- Examine How Effectively Your Headlights Illuminate the Road at Night
It would be simple to evaluate whether both headlights produce light while driving at night if you only had one working headlight. You might be able to notice cracks in the bulb cover from the inside, but it would require a different kind of inspection. To ensure that you can safely drive at night, the entire housing assembly will need to be changed if your headlight lenses sustain any damage following an accident or because of road debris.
Your headlights might require a thorough cleaning if they don’t appear to provide light. Some cars have built-in washers and wipers that can clean the headlights on their own. If the lights work correctly, the headlight assembly could be resolved by cleaning the headlight assembly. Before washing your headlights, I would advise checking to see whether they are damaged.
The best way to remove your headlight assembly
Whether you’re using LED headlights or regular halogen car lights, there are a few crucial situations in which replacement is advised or required. Halogen bulbs should be replaced every two to three years, but headlight housings may also need to be changed. Typical headlamp assemblies are made of clear, durable plastic and impact resistant. The translucent plastic is vulnerable to heat and UV deterioration, though. As a result, clear plastic headlight lenses start to corrode with time, turning yellow and murky in appearance. This oxidation can lessen the efficiency of headlights and turn signal lights by obscuring the beams and changing how the light spreads through the oxidized lenses. If ignored, this problem gets worse over time. The aftermarket offers a variety of headlamp restoration products. While some of these items can effectively remove fogged headlight lenses, most of them are at best transient. This plastic oxidizes because of a chemical breakdown that can’t be stopped. So even if oxidation can be removed, it will always come back until it is sealed in some way. Often, replacing the car’s stock headlamps is the best course of action when oxidation is present.
Maintaining your car’s standard headlights keeps you safe and secure, and what better way to do that than to either restore your car’s headlight using a headlight restoration kit, replace your headlight housing, or change your headlight bulbs?
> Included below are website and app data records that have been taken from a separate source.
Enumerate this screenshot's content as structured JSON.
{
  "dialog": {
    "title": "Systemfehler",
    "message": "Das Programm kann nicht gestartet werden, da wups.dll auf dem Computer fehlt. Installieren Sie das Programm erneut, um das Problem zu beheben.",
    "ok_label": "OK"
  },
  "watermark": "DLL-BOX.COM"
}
It can be scary to replace the headlight components in many modern cars, but it’s frequently easier than it sounds. Although the procedure may alter slightly for different makes and models, the standard designs incorporate a system of clips and brackets that secure the assemblies while allowing for relatively simple maintenance. Care must be given to keep the pins and frames when removing the headlamp because they can be a little more challenging to find. Typically, press fit clips or prongs that hold the unit in from the sides hold headlight assemblies in place from the sides with 1 to 3 screws from the top, directly underneath the hood. It is significantly less common for sports cars or vehicles with complex front grille geometry to need the bumper or grille removed to reach retaining screws. The process is reversed when a headlight needs to be replaced, and special care must be taken to transfer screw clips, bulbs, and fittings into the new headlamp before installation.